+++ Provided data +++
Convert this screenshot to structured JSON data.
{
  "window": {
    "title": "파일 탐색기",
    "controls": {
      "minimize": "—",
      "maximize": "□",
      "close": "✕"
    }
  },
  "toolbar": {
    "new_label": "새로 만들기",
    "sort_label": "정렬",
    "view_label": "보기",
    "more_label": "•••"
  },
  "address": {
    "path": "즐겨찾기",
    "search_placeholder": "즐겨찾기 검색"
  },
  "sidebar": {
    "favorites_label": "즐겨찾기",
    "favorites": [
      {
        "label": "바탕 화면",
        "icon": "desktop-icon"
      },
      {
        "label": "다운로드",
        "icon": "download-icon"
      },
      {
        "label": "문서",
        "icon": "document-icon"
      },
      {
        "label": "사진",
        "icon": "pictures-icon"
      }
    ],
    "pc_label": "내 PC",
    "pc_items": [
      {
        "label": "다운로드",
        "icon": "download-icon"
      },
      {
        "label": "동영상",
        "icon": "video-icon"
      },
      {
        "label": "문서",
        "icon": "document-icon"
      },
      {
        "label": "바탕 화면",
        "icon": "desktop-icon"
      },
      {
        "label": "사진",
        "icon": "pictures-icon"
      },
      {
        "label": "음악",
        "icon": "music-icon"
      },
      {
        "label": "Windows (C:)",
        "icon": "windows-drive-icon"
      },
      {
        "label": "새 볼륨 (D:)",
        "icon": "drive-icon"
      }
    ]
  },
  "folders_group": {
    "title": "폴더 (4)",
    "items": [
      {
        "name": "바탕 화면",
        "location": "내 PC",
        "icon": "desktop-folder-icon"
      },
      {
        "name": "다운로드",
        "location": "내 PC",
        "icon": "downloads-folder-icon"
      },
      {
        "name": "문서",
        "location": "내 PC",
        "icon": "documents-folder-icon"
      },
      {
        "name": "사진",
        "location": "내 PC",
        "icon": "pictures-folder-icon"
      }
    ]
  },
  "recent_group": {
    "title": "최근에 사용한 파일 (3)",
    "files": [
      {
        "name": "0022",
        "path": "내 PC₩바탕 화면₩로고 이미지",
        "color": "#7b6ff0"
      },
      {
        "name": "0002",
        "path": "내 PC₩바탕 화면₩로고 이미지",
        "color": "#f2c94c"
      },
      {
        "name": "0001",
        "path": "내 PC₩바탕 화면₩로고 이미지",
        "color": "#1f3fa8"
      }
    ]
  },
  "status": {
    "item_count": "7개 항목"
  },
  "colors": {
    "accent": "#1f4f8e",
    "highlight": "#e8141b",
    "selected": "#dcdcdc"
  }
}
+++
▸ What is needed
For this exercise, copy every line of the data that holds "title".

▸ Your response
    "title": "파일 탐색기",
    "title": "폴더 (4)",
    "title": "최근에 사용한 파일 (3)",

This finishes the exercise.